▶ [YOUR ASSIGNMENT]: Gather the lines below that include the string "opts", copying each in full.

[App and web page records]

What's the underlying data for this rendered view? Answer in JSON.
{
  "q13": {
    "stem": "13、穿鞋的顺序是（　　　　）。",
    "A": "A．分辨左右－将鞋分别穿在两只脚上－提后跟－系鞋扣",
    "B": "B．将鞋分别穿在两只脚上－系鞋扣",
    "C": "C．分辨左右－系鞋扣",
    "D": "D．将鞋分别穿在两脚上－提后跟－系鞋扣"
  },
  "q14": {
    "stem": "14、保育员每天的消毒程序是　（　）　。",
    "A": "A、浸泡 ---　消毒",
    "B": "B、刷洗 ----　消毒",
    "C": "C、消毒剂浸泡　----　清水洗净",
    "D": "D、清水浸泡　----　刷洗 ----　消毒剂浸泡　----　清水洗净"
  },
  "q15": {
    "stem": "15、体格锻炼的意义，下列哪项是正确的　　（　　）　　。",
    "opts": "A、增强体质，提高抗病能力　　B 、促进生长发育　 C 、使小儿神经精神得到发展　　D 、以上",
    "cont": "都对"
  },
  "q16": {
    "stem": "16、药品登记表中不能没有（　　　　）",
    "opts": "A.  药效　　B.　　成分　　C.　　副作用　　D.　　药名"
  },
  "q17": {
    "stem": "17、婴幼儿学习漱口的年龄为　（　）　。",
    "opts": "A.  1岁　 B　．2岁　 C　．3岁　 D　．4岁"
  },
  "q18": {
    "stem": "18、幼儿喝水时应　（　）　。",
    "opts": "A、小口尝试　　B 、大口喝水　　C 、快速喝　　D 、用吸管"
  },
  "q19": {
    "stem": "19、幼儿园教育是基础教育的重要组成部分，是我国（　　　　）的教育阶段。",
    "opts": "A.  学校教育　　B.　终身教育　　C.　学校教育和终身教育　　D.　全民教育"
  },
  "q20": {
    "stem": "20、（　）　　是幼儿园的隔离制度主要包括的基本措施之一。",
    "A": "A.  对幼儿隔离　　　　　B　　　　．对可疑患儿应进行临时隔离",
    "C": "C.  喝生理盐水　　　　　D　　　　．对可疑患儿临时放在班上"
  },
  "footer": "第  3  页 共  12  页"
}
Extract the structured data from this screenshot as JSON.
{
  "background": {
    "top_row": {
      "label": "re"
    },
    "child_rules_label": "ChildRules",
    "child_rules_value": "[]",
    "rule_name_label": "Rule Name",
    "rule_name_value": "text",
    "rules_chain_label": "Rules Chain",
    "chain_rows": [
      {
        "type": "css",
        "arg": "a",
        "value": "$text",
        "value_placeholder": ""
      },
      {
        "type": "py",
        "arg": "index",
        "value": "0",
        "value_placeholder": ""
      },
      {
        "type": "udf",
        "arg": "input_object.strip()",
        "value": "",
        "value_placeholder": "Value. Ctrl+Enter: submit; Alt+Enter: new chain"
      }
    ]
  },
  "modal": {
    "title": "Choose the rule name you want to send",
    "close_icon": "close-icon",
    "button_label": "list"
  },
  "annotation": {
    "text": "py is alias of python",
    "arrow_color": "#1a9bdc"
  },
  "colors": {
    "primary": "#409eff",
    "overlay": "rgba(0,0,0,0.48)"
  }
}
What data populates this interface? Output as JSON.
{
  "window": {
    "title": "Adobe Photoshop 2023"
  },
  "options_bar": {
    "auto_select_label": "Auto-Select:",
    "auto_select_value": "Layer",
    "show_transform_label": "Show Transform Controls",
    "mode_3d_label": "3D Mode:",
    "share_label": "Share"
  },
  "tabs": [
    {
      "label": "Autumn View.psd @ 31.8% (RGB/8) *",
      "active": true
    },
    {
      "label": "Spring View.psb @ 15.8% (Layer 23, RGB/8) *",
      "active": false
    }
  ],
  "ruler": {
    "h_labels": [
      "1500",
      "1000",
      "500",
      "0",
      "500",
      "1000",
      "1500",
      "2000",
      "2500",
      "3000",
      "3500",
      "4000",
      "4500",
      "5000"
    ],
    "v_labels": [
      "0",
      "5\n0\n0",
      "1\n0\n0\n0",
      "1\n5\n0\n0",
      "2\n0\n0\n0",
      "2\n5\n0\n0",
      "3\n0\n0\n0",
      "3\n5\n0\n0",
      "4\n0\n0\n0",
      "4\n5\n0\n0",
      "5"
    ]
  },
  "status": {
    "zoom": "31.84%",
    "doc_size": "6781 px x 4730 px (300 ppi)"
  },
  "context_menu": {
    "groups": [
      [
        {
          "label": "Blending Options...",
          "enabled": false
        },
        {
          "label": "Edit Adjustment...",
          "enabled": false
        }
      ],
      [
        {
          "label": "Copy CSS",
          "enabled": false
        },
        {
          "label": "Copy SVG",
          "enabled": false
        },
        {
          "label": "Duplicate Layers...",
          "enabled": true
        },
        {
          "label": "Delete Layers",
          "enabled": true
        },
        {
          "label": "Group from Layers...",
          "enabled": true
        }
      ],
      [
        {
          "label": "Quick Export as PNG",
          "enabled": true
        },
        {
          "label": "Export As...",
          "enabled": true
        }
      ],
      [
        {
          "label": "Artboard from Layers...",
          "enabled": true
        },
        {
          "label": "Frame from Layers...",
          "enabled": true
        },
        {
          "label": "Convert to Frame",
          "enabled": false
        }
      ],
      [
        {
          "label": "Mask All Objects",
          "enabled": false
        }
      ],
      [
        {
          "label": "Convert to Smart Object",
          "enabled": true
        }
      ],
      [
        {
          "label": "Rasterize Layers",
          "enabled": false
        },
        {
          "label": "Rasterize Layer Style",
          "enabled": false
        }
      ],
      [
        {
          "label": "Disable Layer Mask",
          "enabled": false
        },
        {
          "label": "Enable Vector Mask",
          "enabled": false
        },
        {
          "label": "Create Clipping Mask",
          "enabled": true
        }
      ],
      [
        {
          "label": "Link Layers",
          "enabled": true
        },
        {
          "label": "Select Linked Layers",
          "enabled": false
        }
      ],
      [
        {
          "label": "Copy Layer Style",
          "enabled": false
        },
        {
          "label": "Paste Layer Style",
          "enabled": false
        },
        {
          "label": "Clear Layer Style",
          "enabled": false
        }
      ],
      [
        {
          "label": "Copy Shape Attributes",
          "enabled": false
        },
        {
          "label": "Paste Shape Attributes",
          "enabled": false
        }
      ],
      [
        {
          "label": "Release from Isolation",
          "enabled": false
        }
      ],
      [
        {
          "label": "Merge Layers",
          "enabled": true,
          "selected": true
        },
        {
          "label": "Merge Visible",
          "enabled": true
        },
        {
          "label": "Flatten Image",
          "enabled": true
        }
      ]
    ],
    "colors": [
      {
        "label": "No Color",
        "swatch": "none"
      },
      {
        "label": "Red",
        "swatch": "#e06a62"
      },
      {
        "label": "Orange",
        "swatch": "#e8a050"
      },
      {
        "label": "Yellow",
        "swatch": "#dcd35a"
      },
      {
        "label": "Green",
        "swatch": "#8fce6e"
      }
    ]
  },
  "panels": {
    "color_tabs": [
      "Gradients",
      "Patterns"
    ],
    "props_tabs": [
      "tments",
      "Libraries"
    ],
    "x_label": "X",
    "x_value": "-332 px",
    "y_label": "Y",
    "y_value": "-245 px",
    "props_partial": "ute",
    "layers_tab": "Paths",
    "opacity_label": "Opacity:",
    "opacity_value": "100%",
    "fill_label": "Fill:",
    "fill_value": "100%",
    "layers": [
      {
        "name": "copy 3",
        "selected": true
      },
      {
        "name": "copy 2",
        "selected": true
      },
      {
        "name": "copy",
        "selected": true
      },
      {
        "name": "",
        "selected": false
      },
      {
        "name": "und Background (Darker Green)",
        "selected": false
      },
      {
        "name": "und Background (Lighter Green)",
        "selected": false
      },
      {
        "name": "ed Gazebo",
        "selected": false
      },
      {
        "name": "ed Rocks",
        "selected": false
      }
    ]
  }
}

▶ [RESPONSE TO THIS EXERCISE]:
    "opts": "A、增强体质，提高抗病能力　　B 、促进生长发育　 C 、使小儿神经精神得到发展　　D 、以上",
    "opts": "A.  药效　　B.　　成分　　C.　　副作用　　D.　　药名"
    "opts": "A.  1岁　 B　．2岁　 C　．3岁　 D　．4岁"
    "opts": "A、小口尝试　　B 、大口喝水　　C 、快速喝　　D 、用吸管"
    "opts": "A.  学校教育　　B.　终身教育　　C.　学校教育和终身教育　　D.　全民教育"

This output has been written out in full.